Chupacabra stirs up Olympic Tornado fleet

The much-discussed and reported upwind Code 0 on Charley Ogletree and John Lovell (USA)’s Tornado.
Tornado sailors Johnny Lovell and Charlie Ogletree are at their fourth Olympics. They already have a silver medal from Athens 2004 and are going for gold in 2008. This means they’re taking risks. They have developed a smaller, flatter gennaker to be used for light-air sailing in Qingdao.

This sail, dubbed the “Chupacabra” after a mythical mountain creature, has developed a stir inside the Tornado fleet.

In summary, Lovell and Ogletree teamed up with the Dutch team of Australian Mitch Booth and Dutchman Pim Nieuwenhuis, and have found a way to cut the gennaker so that can be used both upwind and downwind. As a result, they will have a complete extra sail on the upwind legs. Competitors have accused them of leading the “dark side” with this unconventional design.

Some sailors have threatened to withdraw from the event because of the sail’s potential for speed. Ogletree explains, “This sail is not 100% all the time. It has its weaknesses, which is why it’s a big risk for us. People miss that part: We are taking a huge risk and we’re not sure it’s going to work. But we have a silver and we want a gold so that risk is worth taking.”

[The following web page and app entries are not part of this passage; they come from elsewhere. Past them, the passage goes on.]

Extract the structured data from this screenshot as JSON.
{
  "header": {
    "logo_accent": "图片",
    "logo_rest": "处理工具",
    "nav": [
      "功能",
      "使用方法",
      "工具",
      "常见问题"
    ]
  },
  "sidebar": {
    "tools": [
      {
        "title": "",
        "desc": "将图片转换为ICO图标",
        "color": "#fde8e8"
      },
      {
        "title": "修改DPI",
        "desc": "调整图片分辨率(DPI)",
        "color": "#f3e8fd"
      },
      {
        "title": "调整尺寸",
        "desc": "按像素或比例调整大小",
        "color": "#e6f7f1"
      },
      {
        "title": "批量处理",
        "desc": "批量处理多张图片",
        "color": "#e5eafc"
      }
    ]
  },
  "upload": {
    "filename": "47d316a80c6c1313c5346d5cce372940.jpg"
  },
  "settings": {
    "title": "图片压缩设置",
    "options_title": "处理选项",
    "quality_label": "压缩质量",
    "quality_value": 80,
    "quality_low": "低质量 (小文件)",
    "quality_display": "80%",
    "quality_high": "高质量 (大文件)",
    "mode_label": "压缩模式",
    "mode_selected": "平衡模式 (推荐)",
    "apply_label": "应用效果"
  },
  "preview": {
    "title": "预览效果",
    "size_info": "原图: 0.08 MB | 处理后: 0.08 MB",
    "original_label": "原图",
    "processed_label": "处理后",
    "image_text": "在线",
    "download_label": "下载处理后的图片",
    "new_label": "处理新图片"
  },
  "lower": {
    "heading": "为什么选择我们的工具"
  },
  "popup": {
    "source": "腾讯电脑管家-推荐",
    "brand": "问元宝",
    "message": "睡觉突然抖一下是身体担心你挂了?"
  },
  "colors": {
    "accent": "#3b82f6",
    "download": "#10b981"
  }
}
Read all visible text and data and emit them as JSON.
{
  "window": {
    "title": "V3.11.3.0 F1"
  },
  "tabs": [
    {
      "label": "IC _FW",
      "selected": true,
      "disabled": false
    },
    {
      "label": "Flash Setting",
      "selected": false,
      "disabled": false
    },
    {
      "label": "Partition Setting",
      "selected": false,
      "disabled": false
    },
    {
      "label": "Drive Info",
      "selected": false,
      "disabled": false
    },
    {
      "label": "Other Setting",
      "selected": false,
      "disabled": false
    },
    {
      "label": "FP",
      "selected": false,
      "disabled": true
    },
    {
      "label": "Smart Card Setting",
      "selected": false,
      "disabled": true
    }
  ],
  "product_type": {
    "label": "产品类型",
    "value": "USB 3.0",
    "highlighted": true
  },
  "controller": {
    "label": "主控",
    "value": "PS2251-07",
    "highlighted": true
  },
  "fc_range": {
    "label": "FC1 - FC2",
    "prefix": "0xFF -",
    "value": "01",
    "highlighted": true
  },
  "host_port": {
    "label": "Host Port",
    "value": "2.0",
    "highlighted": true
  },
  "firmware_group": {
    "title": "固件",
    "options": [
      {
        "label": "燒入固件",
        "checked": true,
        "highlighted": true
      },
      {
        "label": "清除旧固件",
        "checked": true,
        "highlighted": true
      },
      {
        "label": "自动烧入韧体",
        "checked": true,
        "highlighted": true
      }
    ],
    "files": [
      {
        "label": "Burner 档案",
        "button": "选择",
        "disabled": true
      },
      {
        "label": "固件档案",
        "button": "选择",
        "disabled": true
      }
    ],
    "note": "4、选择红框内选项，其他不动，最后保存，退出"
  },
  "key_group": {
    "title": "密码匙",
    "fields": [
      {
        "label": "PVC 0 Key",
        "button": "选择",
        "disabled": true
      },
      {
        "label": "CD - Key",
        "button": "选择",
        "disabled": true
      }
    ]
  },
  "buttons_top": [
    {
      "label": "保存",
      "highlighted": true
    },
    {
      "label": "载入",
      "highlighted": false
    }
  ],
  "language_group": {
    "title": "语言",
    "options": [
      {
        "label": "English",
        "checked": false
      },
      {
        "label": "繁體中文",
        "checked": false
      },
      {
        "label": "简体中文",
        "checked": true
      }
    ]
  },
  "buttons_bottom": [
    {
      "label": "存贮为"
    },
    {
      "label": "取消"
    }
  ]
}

This concept isn’t new (more on that later), and the risks involved aren’t either. Tornado teams have been bringing development breakthroughs for years. Ogletree says, “Every four years somebody develops something good.

In 1992 Randy Smyth and Keith Notary (USA) had a lighter sail than everyone else and they got silver.” In 2004, Lovell and Ogletree, along with the Dutch, British and Spanish brought fast and unreleased Cuben Fiber sails to the event.

USA, John Lovell and Charlie Ogletree - 2008 Olympic Regatta, Race 1

Ogletree addresses the points that matter most: The rules. He explains, “This is a one design class, but there is room for development within those one design rules.” He continues, “Everyone has taken different paths to design sails for light air and this is the one we’ve chosen.”

Lovell and Ogletree have been accused of taking advantage of a secret loophole, but there is nothing secret about this. Ogletree says, “The opportunity was there for everybody. Everybody tried the first stage of this a year ago and it didn’t work so they gave up. They were quick to discount its potential effectiveness.”

The road to the Chupacabra wasn’t promising at first. Just as everyone else had seen, the first stages didn’t work, but Lovell and Ogletree saw enough potential to keep trying. Lovell and Ogletree were running two simultaneous design paths (one traditional and one innovative) when their lighter, flatter gennaker started to show promise in late summer.

Then in early spring they made a big leap forward, and that’s when they decided to skip Europeans and hold a full-on testing camp in Spain. They knew it was a risk to miss their last competitive regatta before the Olympics, but saw promise in their project.

In mid-July they showed it to the fleet and their response was dismissive. Ogletree says, “Everybody was quick to come up and tell us that they tried it and it doesn’t work. They said we’re doing it all wrong. Sure enough those people who told us it wouldn’t work are the same ones who are here saying it’s not fair for us to use it.”

The new gennakers measured in yesterday and final sail decisions were declared this morning. The Dutch team with whom the Americans developed the sail had measured in their new sail, but today elected to race with their traditional one.

It is a risk for the USA to use this new sail, but it is legal, and it has been interesting to see how many people have slapped together similar designs in an effort to keep up. The forecast doesn’t guarantee light winds, so nobody really knows what’s going to happen with the light-air gennaker, but at least one will hit the race course tomorrow.